* [WORK TO COMPLETE]
Every line in the records below with the string "content" needs to be copied out.

* [EXERCISE DATA]
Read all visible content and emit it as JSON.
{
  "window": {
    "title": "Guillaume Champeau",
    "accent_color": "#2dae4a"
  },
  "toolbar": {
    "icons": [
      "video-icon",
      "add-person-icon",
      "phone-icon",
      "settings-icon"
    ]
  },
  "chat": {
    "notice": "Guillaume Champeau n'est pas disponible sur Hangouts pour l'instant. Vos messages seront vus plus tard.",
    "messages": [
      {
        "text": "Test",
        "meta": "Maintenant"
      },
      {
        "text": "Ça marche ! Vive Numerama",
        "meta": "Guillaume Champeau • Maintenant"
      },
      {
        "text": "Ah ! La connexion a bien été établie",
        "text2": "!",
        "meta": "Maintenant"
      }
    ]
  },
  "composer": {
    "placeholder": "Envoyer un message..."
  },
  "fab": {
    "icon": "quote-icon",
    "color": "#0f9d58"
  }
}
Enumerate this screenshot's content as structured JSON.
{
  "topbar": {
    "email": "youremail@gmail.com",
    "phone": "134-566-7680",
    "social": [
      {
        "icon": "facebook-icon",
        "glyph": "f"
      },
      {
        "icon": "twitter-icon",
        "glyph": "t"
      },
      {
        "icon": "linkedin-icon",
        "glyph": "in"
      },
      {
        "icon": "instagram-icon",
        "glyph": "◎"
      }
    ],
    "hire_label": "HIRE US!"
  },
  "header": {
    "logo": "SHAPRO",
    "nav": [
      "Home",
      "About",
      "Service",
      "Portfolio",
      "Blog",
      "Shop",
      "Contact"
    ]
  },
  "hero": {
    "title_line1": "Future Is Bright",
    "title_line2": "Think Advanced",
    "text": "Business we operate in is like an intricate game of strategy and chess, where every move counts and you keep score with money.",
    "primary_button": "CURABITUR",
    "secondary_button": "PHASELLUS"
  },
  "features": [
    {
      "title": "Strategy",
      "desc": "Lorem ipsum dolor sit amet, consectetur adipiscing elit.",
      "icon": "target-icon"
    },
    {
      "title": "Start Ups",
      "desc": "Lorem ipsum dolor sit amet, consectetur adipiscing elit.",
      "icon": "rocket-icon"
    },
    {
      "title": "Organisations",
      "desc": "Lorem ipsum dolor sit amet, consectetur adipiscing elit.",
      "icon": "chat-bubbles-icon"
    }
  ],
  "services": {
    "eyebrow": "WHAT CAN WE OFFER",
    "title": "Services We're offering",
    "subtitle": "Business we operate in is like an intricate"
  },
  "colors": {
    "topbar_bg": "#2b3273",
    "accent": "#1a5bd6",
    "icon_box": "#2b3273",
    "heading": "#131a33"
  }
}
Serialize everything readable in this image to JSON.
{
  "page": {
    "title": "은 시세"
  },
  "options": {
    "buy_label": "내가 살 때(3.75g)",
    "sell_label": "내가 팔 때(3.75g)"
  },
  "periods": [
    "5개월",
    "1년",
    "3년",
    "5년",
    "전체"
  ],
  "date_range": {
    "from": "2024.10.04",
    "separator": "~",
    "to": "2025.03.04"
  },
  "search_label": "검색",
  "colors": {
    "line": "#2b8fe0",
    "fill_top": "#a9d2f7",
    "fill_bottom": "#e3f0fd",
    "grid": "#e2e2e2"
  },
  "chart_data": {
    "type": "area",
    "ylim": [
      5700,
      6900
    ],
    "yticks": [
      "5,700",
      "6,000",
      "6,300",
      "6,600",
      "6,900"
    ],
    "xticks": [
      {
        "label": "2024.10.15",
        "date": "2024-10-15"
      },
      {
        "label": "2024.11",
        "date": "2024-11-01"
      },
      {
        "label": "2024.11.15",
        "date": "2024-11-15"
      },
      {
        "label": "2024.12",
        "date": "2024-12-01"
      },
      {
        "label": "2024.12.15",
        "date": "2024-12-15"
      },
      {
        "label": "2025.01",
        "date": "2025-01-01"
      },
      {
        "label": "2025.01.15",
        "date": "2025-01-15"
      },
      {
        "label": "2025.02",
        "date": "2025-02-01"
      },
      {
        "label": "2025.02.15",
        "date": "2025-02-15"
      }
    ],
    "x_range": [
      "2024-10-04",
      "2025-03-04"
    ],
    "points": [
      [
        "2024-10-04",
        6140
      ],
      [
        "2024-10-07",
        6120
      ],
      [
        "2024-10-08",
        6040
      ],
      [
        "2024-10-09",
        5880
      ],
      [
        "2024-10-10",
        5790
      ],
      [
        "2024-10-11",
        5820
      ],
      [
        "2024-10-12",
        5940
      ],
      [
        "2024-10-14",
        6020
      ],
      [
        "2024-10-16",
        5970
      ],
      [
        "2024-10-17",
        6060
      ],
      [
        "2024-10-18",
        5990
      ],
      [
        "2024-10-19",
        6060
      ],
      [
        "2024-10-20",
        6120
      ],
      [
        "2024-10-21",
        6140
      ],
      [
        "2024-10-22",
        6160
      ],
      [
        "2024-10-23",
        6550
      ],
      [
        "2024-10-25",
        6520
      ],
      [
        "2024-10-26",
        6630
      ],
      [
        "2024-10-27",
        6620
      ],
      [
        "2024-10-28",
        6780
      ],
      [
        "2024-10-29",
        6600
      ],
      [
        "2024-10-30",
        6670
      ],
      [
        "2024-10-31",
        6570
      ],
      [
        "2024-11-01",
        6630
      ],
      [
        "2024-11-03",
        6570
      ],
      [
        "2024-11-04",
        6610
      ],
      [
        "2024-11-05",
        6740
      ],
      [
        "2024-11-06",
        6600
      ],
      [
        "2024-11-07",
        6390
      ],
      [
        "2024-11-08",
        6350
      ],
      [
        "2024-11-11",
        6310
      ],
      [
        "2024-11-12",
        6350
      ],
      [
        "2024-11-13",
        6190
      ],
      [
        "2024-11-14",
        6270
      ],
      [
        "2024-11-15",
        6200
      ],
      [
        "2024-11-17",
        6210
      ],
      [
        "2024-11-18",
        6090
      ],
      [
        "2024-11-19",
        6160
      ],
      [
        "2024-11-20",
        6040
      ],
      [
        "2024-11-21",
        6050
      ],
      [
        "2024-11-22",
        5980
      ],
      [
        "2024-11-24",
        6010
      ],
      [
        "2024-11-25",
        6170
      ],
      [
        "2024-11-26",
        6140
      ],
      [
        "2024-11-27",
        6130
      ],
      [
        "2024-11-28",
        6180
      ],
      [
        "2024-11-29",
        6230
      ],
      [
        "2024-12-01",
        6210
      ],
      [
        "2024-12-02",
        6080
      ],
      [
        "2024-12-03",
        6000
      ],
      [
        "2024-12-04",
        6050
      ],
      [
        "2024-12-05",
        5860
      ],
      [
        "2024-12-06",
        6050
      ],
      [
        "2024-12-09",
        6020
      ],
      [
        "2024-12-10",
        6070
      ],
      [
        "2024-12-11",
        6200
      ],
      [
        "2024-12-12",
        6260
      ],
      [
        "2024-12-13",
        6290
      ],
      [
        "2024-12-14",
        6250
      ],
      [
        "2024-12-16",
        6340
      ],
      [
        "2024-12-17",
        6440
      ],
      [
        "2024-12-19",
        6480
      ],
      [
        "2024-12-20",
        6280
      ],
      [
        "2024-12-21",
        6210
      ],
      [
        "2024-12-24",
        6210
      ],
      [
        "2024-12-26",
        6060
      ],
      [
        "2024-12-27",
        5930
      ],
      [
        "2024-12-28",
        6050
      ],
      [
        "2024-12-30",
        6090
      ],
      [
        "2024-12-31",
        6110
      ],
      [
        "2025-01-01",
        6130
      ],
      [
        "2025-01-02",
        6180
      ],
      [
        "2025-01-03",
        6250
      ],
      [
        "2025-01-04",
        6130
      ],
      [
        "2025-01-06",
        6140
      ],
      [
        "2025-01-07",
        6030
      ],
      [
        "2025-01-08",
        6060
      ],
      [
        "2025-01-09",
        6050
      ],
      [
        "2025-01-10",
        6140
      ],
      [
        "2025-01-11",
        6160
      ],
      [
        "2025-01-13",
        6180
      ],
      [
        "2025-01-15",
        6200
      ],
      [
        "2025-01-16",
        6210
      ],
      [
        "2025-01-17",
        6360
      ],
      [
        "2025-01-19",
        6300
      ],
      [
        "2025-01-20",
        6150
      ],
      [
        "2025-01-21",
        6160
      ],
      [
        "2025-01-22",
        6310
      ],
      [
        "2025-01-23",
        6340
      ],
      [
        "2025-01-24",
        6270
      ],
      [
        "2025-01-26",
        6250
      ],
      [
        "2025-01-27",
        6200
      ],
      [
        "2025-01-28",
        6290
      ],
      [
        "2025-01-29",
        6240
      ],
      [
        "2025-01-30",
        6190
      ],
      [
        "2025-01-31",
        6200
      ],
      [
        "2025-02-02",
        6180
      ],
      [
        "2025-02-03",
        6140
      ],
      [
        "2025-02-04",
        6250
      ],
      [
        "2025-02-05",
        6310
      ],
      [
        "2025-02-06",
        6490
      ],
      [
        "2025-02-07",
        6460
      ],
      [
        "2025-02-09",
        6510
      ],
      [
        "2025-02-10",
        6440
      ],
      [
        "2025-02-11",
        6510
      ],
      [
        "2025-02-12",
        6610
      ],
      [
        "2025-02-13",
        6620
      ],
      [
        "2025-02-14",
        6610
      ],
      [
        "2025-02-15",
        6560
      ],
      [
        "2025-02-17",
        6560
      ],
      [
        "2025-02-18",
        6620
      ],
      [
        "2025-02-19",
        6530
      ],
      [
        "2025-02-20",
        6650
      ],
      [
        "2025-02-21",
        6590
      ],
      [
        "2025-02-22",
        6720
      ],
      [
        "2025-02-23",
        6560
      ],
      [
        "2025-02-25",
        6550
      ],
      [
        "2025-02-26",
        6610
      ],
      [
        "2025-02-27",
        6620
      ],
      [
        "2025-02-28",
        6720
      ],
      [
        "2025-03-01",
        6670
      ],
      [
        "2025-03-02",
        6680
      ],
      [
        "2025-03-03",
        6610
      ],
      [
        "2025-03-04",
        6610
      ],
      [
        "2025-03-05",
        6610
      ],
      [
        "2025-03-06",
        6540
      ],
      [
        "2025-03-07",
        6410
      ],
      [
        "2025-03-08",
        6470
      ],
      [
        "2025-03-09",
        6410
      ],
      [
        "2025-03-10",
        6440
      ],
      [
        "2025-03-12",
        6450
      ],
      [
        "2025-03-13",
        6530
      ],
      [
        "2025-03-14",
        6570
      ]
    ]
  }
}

* [EXPECTED ANSWER]
Read all visible content and emit it as JSON.
Enumerate this screenshot's content as structured JSON.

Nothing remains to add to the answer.